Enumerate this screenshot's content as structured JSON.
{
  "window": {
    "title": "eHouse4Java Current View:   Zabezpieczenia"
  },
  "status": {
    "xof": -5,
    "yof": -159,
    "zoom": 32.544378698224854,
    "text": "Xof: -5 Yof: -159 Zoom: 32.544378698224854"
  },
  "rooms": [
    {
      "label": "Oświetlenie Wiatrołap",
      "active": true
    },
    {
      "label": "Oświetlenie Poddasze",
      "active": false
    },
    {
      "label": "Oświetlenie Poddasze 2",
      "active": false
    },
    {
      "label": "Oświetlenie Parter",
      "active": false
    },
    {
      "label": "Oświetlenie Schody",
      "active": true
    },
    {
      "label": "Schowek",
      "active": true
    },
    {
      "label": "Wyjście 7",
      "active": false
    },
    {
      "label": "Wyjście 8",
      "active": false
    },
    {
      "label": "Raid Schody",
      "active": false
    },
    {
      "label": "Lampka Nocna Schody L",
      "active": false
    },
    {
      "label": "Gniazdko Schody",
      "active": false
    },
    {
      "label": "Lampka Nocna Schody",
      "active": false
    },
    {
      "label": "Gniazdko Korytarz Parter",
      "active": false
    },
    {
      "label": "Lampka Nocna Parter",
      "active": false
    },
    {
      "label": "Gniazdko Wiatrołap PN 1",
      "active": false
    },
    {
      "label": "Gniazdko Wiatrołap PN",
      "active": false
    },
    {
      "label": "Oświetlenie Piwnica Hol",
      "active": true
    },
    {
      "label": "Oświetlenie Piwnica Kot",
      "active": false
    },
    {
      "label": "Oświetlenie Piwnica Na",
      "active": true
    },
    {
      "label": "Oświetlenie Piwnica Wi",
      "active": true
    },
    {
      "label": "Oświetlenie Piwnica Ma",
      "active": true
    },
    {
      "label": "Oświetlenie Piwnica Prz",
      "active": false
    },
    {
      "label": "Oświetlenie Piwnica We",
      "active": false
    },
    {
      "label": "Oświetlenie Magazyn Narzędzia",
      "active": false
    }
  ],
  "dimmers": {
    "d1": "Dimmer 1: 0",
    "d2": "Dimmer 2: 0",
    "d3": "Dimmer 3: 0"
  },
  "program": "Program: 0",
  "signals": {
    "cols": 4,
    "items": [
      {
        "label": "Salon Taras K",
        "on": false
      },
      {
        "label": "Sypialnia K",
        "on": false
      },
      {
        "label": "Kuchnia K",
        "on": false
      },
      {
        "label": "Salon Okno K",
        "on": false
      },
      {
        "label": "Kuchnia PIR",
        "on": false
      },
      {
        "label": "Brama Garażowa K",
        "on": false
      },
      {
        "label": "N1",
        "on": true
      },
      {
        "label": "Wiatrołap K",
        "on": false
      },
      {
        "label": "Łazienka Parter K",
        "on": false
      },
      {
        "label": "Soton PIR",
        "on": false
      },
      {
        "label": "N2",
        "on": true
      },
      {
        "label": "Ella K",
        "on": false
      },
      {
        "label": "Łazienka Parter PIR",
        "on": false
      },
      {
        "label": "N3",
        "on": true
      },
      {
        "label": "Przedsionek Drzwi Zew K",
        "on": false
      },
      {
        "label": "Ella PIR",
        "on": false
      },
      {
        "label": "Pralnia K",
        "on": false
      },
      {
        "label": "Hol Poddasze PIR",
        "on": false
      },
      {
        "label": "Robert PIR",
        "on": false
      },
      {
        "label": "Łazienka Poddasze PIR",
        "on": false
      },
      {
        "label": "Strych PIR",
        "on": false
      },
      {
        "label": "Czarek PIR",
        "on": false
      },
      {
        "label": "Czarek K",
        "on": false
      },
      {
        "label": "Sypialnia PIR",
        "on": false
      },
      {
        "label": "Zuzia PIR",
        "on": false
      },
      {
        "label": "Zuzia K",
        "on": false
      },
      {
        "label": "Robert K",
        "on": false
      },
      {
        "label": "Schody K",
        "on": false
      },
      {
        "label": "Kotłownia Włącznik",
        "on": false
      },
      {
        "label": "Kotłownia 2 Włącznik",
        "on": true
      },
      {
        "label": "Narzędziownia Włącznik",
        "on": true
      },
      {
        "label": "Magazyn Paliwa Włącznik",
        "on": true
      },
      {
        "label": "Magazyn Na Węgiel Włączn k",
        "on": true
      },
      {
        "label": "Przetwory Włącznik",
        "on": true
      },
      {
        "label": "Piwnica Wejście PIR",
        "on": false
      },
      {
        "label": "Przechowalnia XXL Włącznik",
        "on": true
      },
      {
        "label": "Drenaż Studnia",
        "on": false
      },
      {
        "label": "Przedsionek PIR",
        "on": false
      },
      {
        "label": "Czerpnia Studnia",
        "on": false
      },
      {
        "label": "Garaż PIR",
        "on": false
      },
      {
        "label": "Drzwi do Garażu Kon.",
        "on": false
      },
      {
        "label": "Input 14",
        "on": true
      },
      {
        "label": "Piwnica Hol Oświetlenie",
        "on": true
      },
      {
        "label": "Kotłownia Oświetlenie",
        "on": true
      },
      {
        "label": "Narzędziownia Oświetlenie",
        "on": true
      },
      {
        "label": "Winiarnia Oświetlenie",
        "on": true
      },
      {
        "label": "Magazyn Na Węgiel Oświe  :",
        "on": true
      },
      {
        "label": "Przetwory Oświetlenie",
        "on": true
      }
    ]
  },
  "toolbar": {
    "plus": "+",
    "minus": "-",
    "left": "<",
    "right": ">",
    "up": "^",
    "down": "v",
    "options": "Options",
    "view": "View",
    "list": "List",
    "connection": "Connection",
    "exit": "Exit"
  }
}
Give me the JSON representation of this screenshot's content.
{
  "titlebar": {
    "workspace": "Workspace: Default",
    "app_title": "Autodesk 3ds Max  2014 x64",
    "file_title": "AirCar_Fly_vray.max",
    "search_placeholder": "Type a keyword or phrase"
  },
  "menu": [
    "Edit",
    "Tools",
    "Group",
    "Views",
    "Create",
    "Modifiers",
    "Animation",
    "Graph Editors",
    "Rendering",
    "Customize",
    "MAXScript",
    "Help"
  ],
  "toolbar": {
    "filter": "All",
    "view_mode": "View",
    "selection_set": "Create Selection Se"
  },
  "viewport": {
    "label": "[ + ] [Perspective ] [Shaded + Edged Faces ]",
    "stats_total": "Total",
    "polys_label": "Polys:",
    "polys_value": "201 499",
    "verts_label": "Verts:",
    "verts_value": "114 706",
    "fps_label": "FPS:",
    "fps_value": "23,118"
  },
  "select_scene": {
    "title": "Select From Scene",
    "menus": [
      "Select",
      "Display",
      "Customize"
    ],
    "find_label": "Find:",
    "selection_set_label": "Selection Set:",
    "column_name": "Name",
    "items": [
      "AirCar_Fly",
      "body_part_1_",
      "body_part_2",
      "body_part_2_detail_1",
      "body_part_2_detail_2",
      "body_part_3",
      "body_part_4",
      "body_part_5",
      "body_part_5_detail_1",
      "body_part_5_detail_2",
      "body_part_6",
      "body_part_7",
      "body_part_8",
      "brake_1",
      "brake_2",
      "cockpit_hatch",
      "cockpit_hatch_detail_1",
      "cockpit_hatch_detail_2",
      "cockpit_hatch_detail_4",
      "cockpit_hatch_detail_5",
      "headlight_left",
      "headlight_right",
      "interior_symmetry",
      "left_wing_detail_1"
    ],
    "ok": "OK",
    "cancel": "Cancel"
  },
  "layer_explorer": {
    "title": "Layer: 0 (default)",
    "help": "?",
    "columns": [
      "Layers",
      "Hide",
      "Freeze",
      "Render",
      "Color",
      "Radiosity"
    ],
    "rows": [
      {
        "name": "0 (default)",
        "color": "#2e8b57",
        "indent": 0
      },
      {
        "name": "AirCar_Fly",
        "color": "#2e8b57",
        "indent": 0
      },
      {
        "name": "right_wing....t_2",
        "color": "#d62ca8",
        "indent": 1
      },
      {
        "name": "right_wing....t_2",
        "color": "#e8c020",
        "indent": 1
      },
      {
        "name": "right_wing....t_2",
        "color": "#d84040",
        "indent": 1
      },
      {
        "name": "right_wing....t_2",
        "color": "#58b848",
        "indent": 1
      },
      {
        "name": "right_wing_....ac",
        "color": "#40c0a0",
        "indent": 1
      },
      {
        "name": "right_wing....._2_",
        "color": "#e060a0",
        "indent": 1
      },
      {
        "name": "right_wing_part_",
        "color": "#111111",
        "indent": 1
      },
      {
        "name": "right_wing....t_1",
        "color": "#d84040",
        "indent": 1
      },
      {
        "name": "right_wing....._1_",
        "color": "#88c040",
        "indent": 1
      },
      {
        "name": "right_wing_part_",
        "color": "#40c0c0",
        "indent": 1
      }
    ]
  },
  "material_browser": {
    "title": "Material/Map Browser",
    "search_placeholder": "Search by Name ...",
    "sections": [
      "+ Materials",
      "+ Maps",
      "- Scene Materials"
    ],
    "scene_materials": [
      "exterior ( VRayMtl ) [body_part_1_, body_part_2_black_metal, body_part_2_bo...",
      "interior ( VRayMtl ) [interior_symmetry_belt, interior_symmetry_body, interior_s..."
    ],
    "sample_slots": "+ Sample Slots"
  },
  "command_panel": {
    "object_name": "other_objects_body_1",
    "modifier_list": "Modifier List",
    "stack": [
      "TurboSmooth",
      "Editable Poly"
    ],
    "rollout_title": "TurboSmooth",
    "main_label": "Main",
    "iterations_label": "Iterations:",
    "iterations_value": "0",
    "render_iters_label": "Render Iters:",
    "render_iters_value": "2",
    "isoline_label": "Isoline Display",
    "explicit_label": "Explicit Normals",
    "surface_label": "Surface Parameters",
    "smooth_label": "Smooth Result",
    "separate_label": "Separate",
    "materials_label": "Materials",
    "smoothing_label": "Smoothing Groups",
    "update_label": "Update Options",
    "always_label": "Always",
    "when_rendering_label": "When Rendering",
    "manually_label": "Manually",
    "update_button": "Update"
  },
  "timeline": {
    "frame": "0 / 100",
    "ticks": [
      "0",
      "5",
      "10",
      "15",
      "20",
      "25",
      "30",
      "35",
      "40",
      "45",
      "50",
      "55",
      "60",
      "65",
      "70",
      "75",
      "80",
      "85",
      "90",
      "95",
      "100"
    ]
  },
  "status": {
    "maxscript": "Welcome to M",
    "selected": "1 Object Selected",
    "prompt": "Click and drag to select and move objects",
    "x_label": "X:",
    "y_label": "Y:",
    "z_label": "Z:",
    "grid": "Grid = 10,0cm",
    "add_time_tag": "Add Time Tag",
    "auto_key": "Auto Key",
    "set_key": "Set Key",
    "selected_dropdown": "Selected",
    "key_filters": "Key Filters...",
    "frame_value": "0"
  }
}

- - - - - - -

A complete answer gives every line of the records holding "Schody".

Solution to this task:
      "label": "Oświetlenie Schody",
      "label": "Raid Schody",
      "label": "Lampka Nocna Schody L",
      "label": "Gniazdko Schody",
      "label": "Lampka Nocna Schody",
        "label": "Schody K",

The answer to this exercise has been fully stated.